§ **EXTRACTED INFORMATION**
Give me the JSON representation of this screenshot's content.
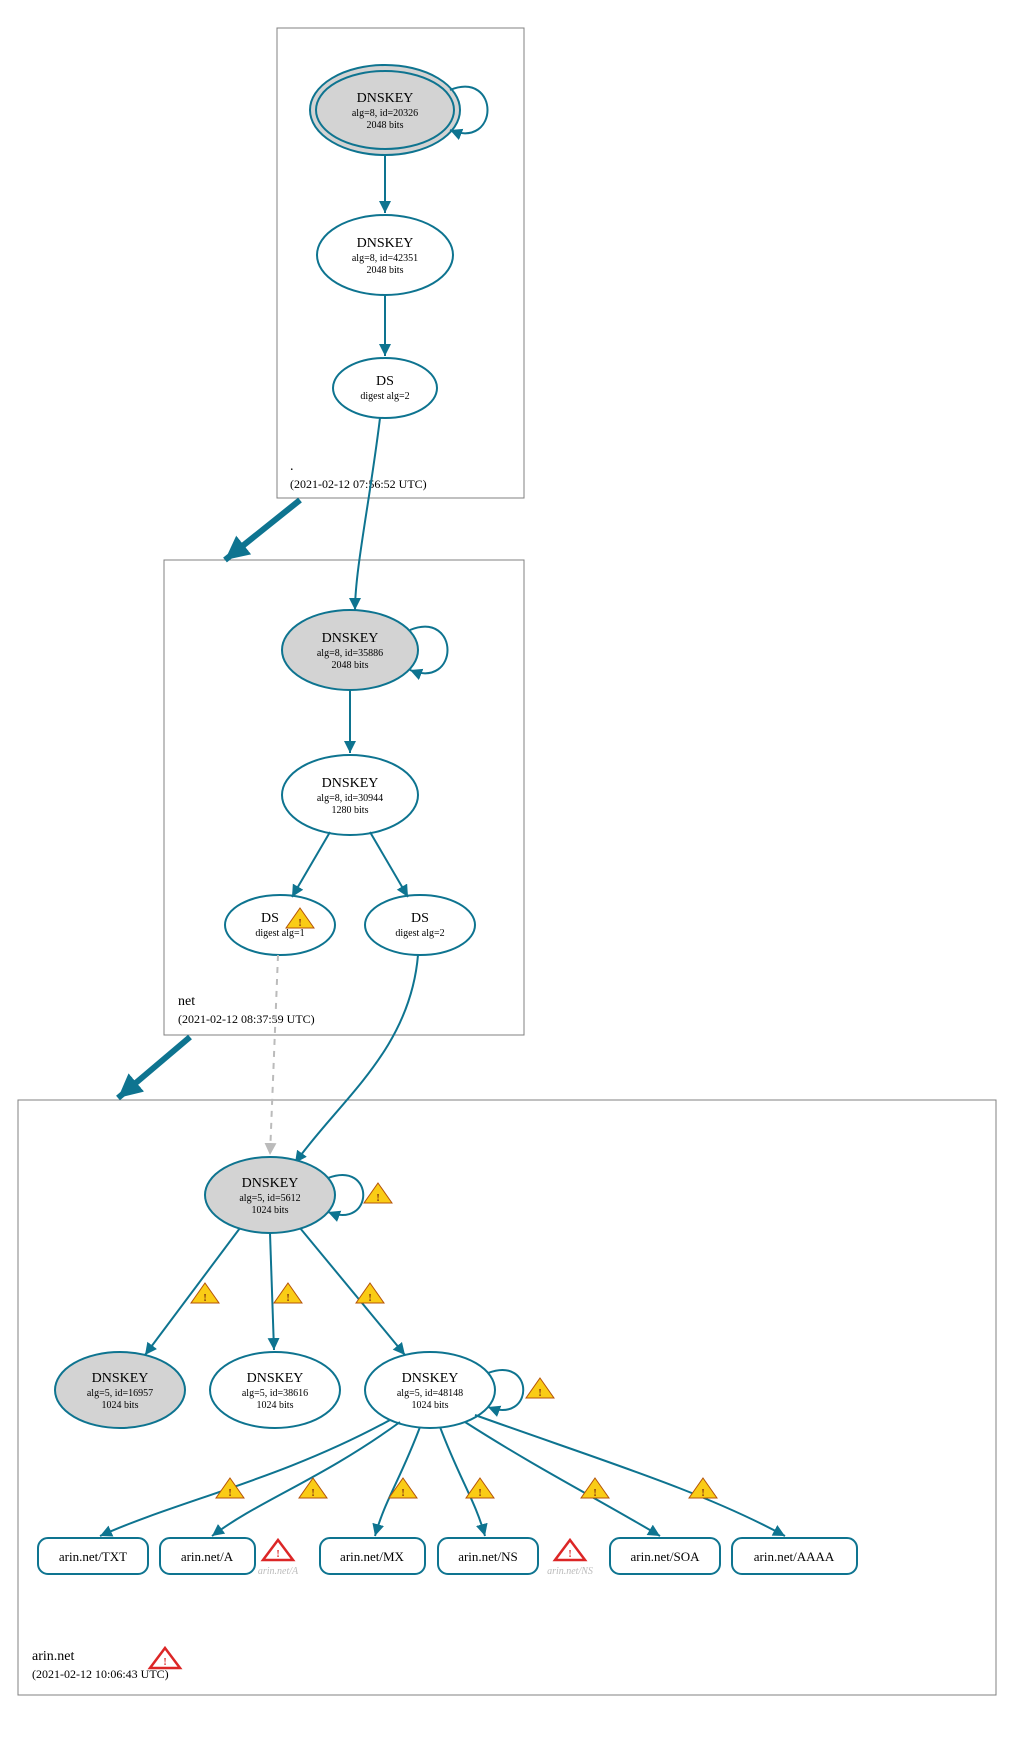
{
  "colors": {
    "teal": "#0e7490",
    "grey_fill": "#d3d3d3"
  },
  "zones": {
    "root": {
      "name": ".",
      "timestamp": "(2021-02-12 07:56:52 UTC)"
    },
    "net": {
      "name": "net",
      "timestamp": "(2021-02-12 08:37:59 UTC)"
    },
    "arin": {
      "name": "arin.net",
      "timestamp": "(2021-02-12 10:06:43 UTC)"
    }
  },
  "nodes": {
    "root_ksk": {
      "title": "DNSKEY",
      "line1": "alg=8, id=20326",
      "line2": "2048 bits"
    },
    "root_zsk": {
      "title": "DNSKEY",
      "line1": "alg=8, id=42351",
      "line2": "2048 bits"
    },
    "root_ds": {
      "title": "DS",
      "line1": "digest alg=2"
    },
    "net_ksk": {
      "title": "DNSKEY",
      "line1": "alg=8, id=35886",
      "line2": "2048 bits"
    },
    "net_zsk": {
      "title": "DNSKEY",
      "line1": "alg=8, id=30944",
      "line2": "1280 bits"
    },
    "net_ds1": {
      "title": "DS",
      "line1": "digest alg=1"
    },
    "net_ds2": {
      "title": "DS",
      "line1": "digest alg=2"
    },
    "arin_ksk": {
      "title": "DNSKEY",
      "line1": "alg=5, id=5612",
      "line2": "1024 bits"
    },
    "arin_k1": {
      "title": "DNSKEY",
      "line1": "alg=5, id=16957",
      "line2": "1024 bits"
    },
    "arin_k2": {
      "title": "DNSKEY",
      "line1": "alg=5, id=38616",
      "line2": "1024 bits"
    },
    "arin_k3": {
      "title": "DNSKEY",
      "line1": "alg=5, id=48148",
      "line2": "1024 bits"
    },
    "rr_txt": {
      "label": "arin.net/TXT"
    },
    "rr_a": {
      "label": "arin.net/A"
    },
    "rr_mx": {
      "label": "arin.net/MX"
    },
    "rr_ns": {
      "label": "arin.net/NS"
    },
    "rr_soa": {
      "label": "arin.net/SOA"
    },
    "rr_aaaa": {
      "label": "arin.net/AAAA"
    },
    "ghost_a": {
      "label": "arin.net/A"
    },
    "ghost_ns": {
      "label": "arin.net/NS"
    }
  }
}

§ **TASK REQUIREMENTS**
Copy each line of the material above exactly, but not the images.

§ **RESULT OF THIS EXERCISE**
Give me the JSON representation of this screenshot's content.
{
  "colors": {
    "teal": "#0e7490",
    "grey_fill": "#d3d3d3"
  },
  "zones": {
    "root": {
      "name": ".",
      "timestamp": "(2021-02-12 07:56:52 UTC)"
    },
    "net": {
      "name": "net",
      "timestamp": "(2021-02-12 08:37:59 UTC)"
    },
    "arin": {
      "name": "arin.net",
      "timestamp": "(2021-02-12 10:06:43 UTC)"
    }
  },
  "nodes": {
    "root_ksk": {
      "title": "DNSKEY",
      "line1": "alg=8, id=20326",
      "line2": "2048 bits"
    },
    "root_zsk": {
      "title": "DNSKEY",
      "line1": "alg=8, id=42351",
      "line2": "2048 bits"
    },
    "root_ds": {
      "title": "DS",
      "line1": "digest alg=2"
    },
    "net_ksk": {
      "title": "DNSKEY",
      "line1": "alg=8, id=35886",
      "line2": "2048 bits"
    },
    "net_zsk": {
      "title": "DNSKEY",
      "line1": "alg=8, id=30944",
      "line2": "1280 bits"
    },
    "net_ds1": {
      "title": "DS",
      "line1": "digest alg=1"
    },
    "net_ds2": {
      "title": "DS",
      "line1": "digest alg=2"
    },
    "arin_ksk": {
      "title": "DNSKEY",
      "line1": "alg=5, id=5612",
      "line2": "1024 bits"
    },
    "arin_k1": {
      "title": "DNSKEY",
      "line1": "alg=5, id=16957",
      "line2": "1024 bits"
    },
    "arin_k2": {
      "title": "DNSKEY",
      "line1": "alg=5, id=38616",
      "line2": "1024 bits"
    },
    "arin_k3": {
      "title": "DNSKEY",
      "line1": "alg=5, id=48148",
      "line2": "1024 bits"
    },
    "rr_txt": {
      "label": "arin.net/TXT"
    },
    "rr_a": {
      "label": "arin.net/A"
    },
    "rr_mx": {
      "label": "arin.net/MX"
    },
    "rr_ns": {
      "label": "arin.net/NS"
    },
    "rr_soa": {
      "label": "arin.net/SOA"
    },
    "rr_aaaa": {
      "label": "arin.net/AAAA"
    },
    "ghost_a": {
      "label": "arin.net/A"
    },
    "ghost_ns": {
      "label": "arin.net/NS"
    }
  }
}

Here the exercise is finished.